(Entries from a dataset of interfaces)
'''
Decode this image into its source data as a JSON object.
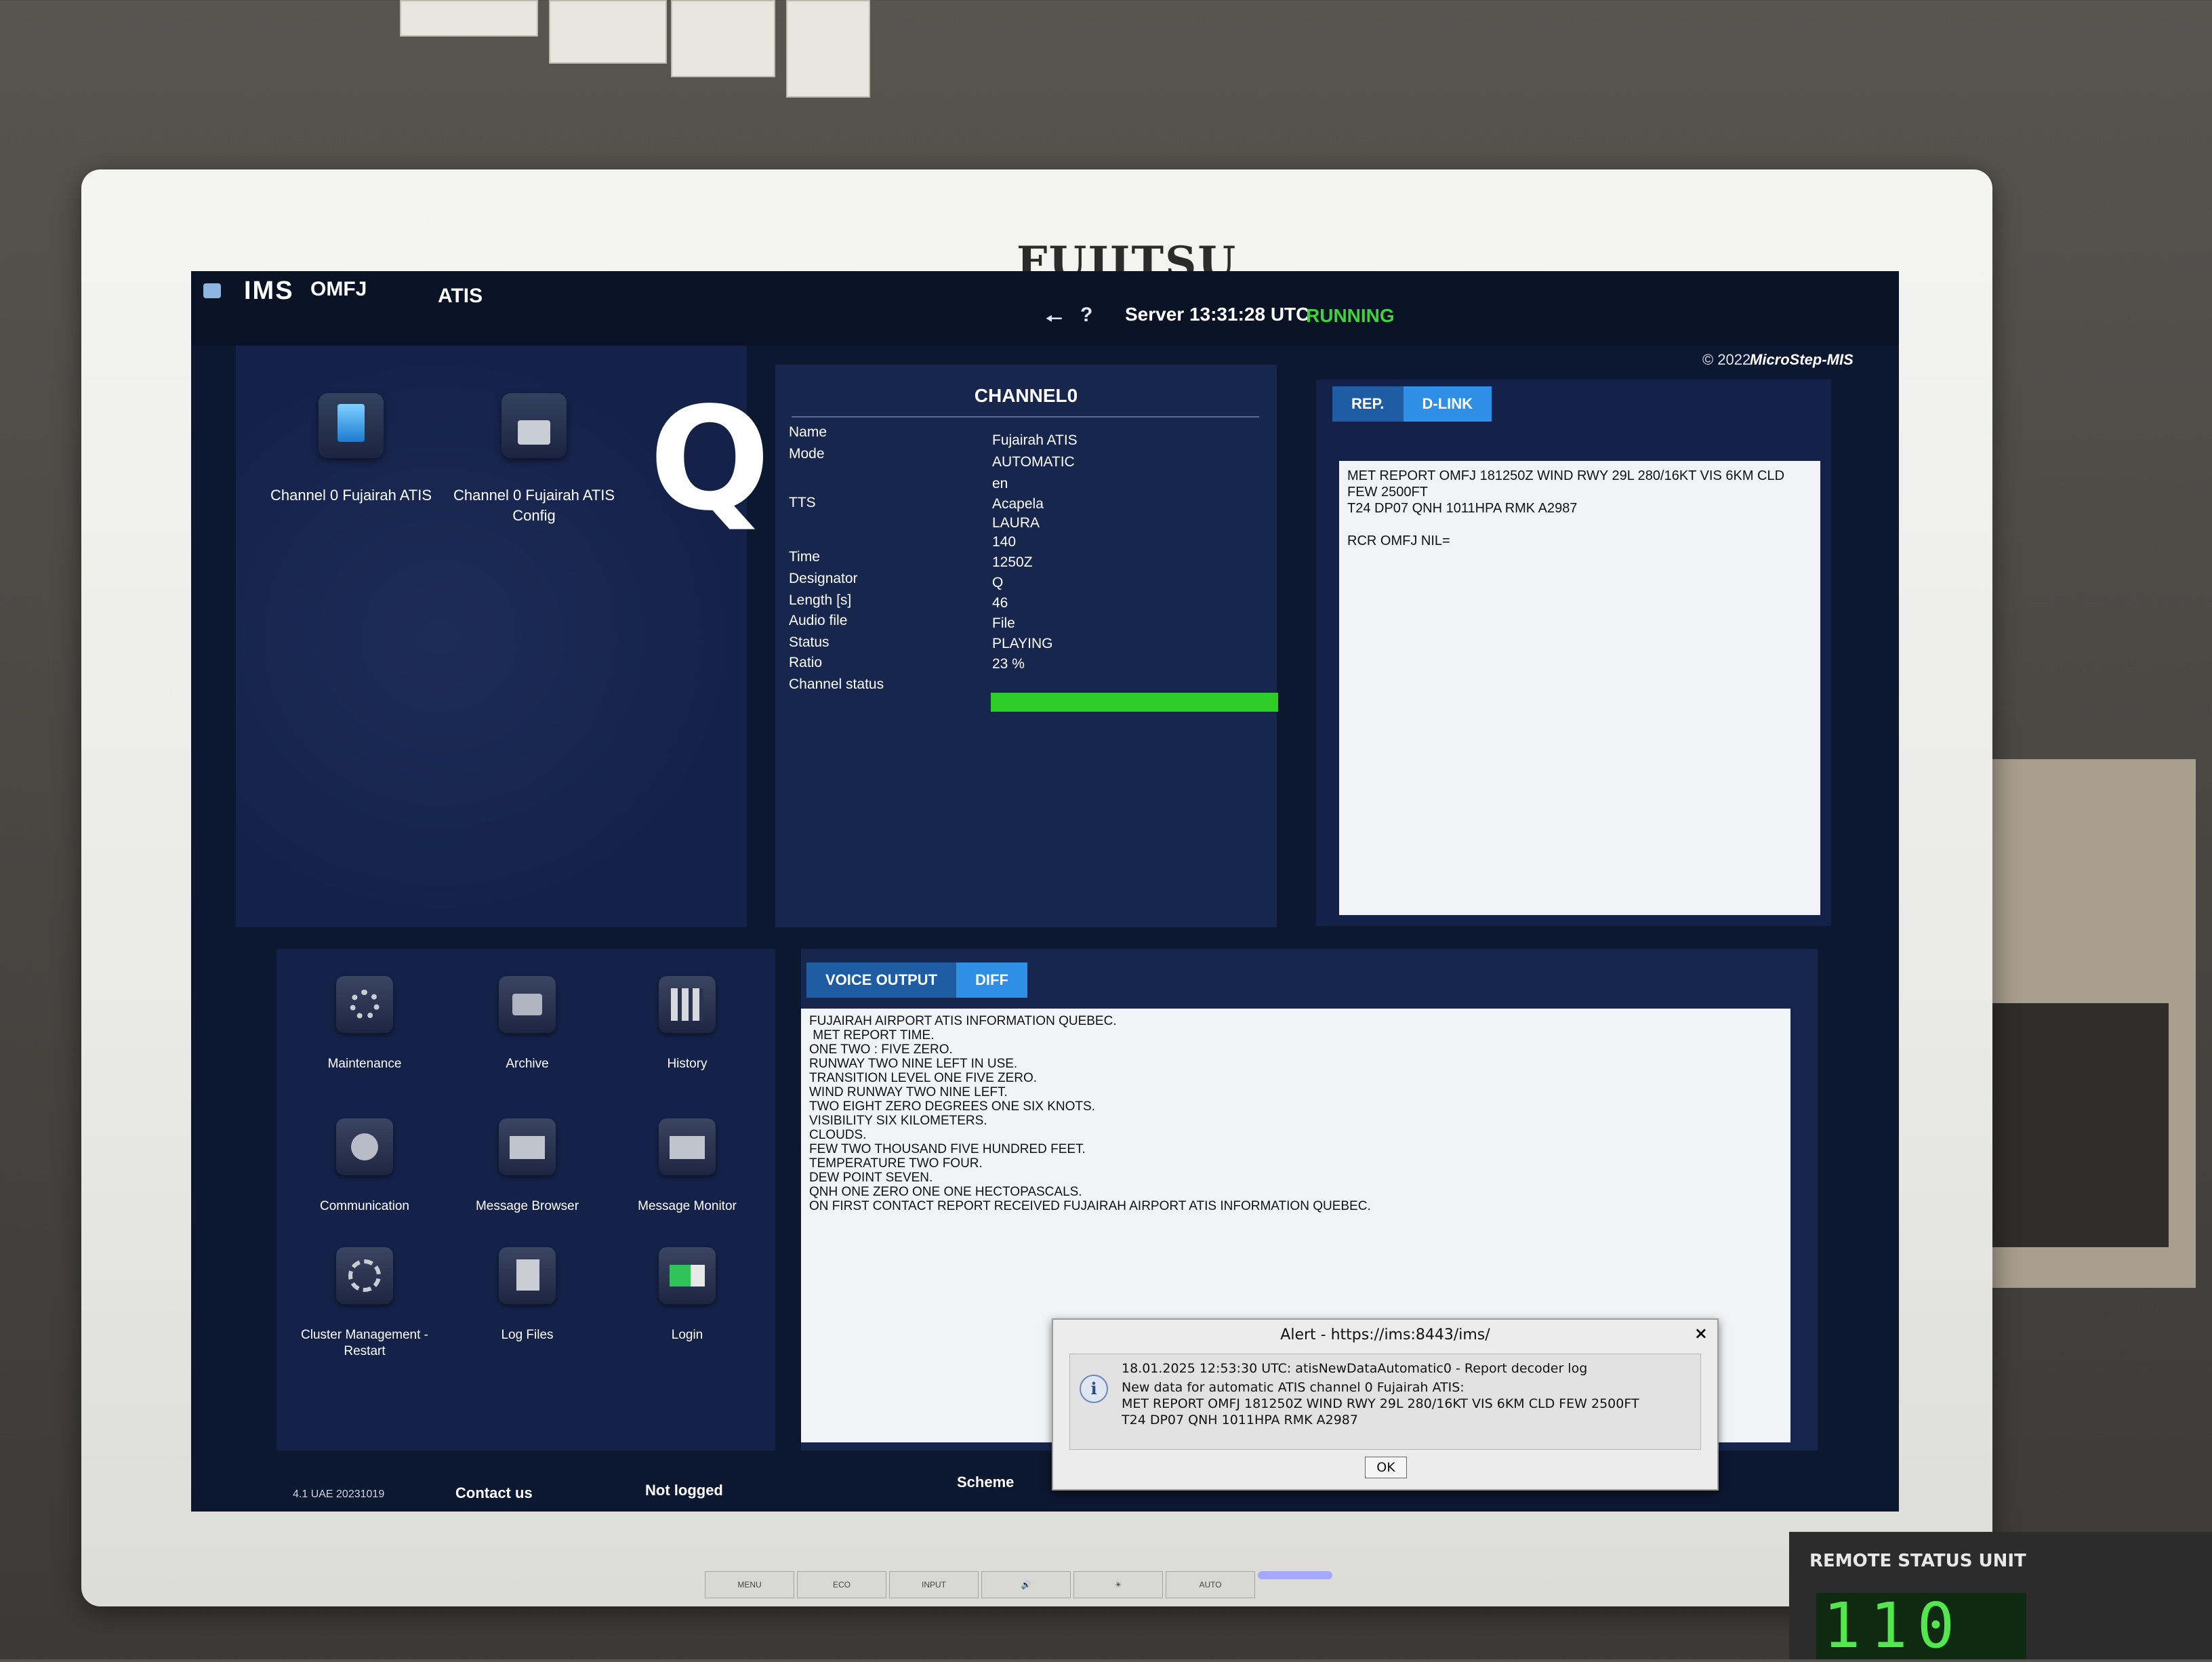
{
  "monitor": {
    "brand": "FUJITSU"
  },
  "topbar": {
    "app_name": "IMS",
    "station": "OMFJ",
    "module": "ATIS",
    "server_time": "Server 13:31:28 UTC",
    "server_status": "RUNNING",
    "copyright": "© 2022",
    "vendor": "MicroStep-MIS"
  },
  "apps": [
    {
      "label": "Channel 0 Fujairah ATIS",
      "icon": "atis-icon"
    },
    {
      "label": "Channel 0 Fujairah ATIS Config",
      "icon": "config-icon"
    }
  ],
  "designator_badge": "Q",
  "channel": {
    "title": "CHANNEL0",
    "fields": [
      {
        "label": "Name",
        "value": "Fujairah ATIS"
      },
      {
        "label": "Mode",
        "value": "AUTOMATIC"
      },
      {
        "label": "",
        "value": "en"
      },
      {
        "label": "TTS",
        "value": "Acapela"
      },
      {
        "label": "",
        "value": "LAURA"
      },
      {
        "label": "",
        "value": "140"
      },
      {
        "label": "Time",
        "value": "1250Z"
      },
      {
        "label": "Designator",
        "value": "Q"
      },
      {
        "label": "Length [s]",
        "value": "46"
      },
      {
        "label": "Audio file",
        "value": "File"
      },
      {
        "label": "Status",
        "value": "PLAYING"
      },
      {
        "label": "Ratio",
        "value": "23 %"
      },
      {
        "label": "Channel status",
        "value": ""
      }
    ],
    "channel_status_fraction": 1.0,
    "status_color": "#2ecc26"
  },
  "report": {
    "tabs": [
      "REP.",
      "D-LINK"
    ],
    "active_tab": "REP.",
    "text": "MET REPORT OMFJ 181250Z WIND RWY 29L 280/16KT VIS 6KM CLD FEW 2500FT\nT24 DP07 QNH 1011HPA RMK A2987\n\nRCR OMFJ NIL="
  },
  "tools": [
    {
      "label": "Maintenance",
      "icon": "gear-icon"
    },
    {
      "label": "Archive",
      "icon": "folder-icon"
    },
    {
      "label": "History",
      "icon": "history-icon"
    },
    {
      "label": "Communication",
      "icon": "communication-icon"
    },
    {
      "label": "Message Browser",
      "icon": "mail-icon"
    },
    {
      "label": "Message Monitor",
      "icon": "mail-icon"
    },
    {
      "label": "Cluster Management - Restart",
      "icon": "cluster-icon"
    },
    {
      "label": "Log Files",
      "icon": "file-icon"
    },
    {
      "label": "Login",
      "icon": "login-icon"
    }
  ],
  "voice": {
    "tabs": [
      "VOICE OUTPUT",
      "DIFF"
    ],
    "active_tab": "VOICE OUTPUT",
    "text": "FUJAIRAH AIRPORT ATIS INFORMATION QUEBEC.\n MET REPORT TIME.\nONE TWO : FIVE ZERO.\nRUNWAY TWO NINE LEFT IN USE.\nTRANSITION LEVEL ONE FIVE ZERO.\nWIND RUNWAY TWO NINE LEFT.\nTWO EIGHT ZERO DEGREES ONE SIX KNOTS.\nVISIBILITY SIX KILOMETERS.\nCLOUDS.\nFEW TWO THOUSAND FIVE HUNDRED FEET.\nTEMPERATURE TWO FOUR.\nDEW POINT SEVEN.\nQNH ONE ZERO ONE ONE HECTOPASCALS.\nON FIRST CONTACT REPORT RECEIVED FUJAIRAH AIRPORT ATIS INFORMATION QUEBEC."
  },
  "footer": {
    "version": "4.1 UAE 20231019",
    "contact": "Contact us",
    "login_state": "Not logged",
    "scheme": "Scheme"
  },
  "alert": {
    "title": "Alert - https://ims:8443/ims/",
    "close": "×",
    "line1": "18.01.2025 12:53:30 UTC:  atisNewDataAutomatic0 - Report decoder log",
    "line2": "New data for automatic ATIS channel 0 Fujairah ATIS:",
    "line3": "MET REPORT OMFJ 181250Z WIND RWY 29L 280/16KT VIS 6KM CLD FEW 2500FT",
    "line4": "T24 DP07 QNH 1011HPA RMK A2987",
    "ok": "OK"
  },
  "monitor_buttons": [
    "MENU",
    "ECO",
    "INPUT",
    "",
    "",
    "AUTO"
  ],
  "remote_unit": {
    "label": "REMOTE STATUS UNIT",
    "display": "110"
  }
}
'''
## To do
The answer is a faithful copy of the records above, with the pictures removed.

## Output of the task
Decode this image into its source data as a JSON object.
{
  "monitor": {
    "brand": "FUJITSU"
  },
  "topbar": {
    "app_name": "IMS",
    "station": "OMFJ",
    "module": "ATIS",
    "server_time": "Server 13:31:28 UTC",
    "server_status": "RUNNING",
    "copyright": "© 2022",
    "vendor": "MicroStep-MIS"
  },
  "apps": [
    {
      "label": "Channel 0 Fujairah ATIS",
      "icon": "atis-icon"
    },
    {
      "label": "Channel 0 Fujairah ATIS Config",
      "icon": "config-icon"
    }
  ],
  "designator_badge": "Q",
  "channel": {
    "title": "CHANNEL0",
    "fields": [
      {
        "label": "Name",
        "value": "Fujairah ATIS"
      },
      {
        "label": "Mode",
        "value": "AUTOMATIC"
      },
      {
        "label": "",
        "value": "en"
      },
      {
        "label": "TTS",
        "value": "Acapela"
      },
      {
        "label": "",
        "value": "LAURA"
      },
      {
        "label": "",
        "value": "140"
      },
      {
        "label": "Time",
        "value": "1250Z"
      },
      {
        "label": "Designator",
        "value": "Q"
      },
      {
        "label": "Length [s]",
        "value": "46"
      },
      {
        "label": "Audio file",
        "value": "File"
      },
      {
        "label": "Status",
        "value": "PLAYING"
      },
      {
        "label": "Ratio",
        "value": "23 %"
      },
      {
        "label": "Channel status",
        "value": ""
      }
    ],
    "channel_status_fraction": 1.0,
    "status_color": "#2ecc26"
  },
  "report": {
    "tabs": [
      "REP.",
      "D-LINK"
    ],
    "active_tab": "REP.",
    "text": "MET REPORT OMFJ 181250Z WIND RWY 29L 280/16KT VIS 6KM CLD FEW 2500FT\nT24 DP07 QNH 1011HPA RMK A2987\n\nRCR OMFJ NIL="
  },
  "tools": [
    {
      "label": "Maintenance",
      "icon": "gear-icon"
    },
    {
      "label": "Archive",
      "icon": "folder-icon"
    },
    {
      "label": "History",
      "icon": "history-icon"
    },
    {
      "label": "Communication",
      "icon": "communication-icon"
    },
    {
      "label": "Message Browser",
      "icon": "mail-icon"
    },
    {
      "label": "Message Monitor",
      "icon": "mail-icon"
    },
    {
      "label": "Cluster Management - Restart",
      "icon": "cluster-icon"
    },
    {
      "label": "Log Files",
      "icon": "file-icon"
    },
    {
      "label": "Login",
      "icon": "login-icon"
    }
  ],
  "voice": {
    "tabs": [
      "VOICE OUTPUT",
      "DIFF"
    ],
    "active_tab": "VOICE OUTPUT",
    "text": "FUJAIRAH AIRPORT ATIS INFORMATION QUEBEC.\n MET REPORT TIME.\nONE TWO : FIVE ZERO.\nRUNWAY TWO NINE LEFT IN USE.\nTRANSITION LEVEL ONE FIVE ZERO.\nWIND RUNWAY TWO NINE LEFT.\nTWO EIGHT ZERO DEGREES ONE SIX KNOTS.\nVISIBILITY SIX KILOMETERS.\nCLOUDS.\nFEW TWO THOUSAND FIVE HUNDRED FEET.\nTEMPERATURE TWO FOUR.\nDEW POINT SEVEN.\nQNH ONE ZERO ONE ONE HECTOPASCALS.\nON FIRST CONTACT REPORT RECEIVED FUJAIRAH AIRPORT ATIS INFORMATION QUEBEC."
  },
  "footer": {
    "version": "4.1 UAE 20231019",
    "contact": "Contact us",
    "login_state": "Not logged",
    "scheme": "Scheme"
  },
  "alert": {
    "title": "Alert - https://ims:8443/ims/",
    "close": "×",
    "line1": "18.01.2025 12:53:30 UTC:  atisNewDataAutomatic0 - Report decoder log",
    "line2": "New data for automatic ATIS channel 0 Fujairah ATIS:",
    "line3": "MET REPORT OMFJ 181250Z WIND RWY 29L 280/16KT VIS 6KM CLD FEW 2500FT",
    "line4": "T24 DP07 QNH 1011HPA RMK A2987",
    "ok": "OK"
  },
  "monitor_buttons": [
    "MENU",
    "ECO",
    "INPUT",
    "",
    "",
    "AUTO"
  ],
  "remote_unit": {
    "label": "REMOTE STATUS UNIT",
    "display": "110"
  }
}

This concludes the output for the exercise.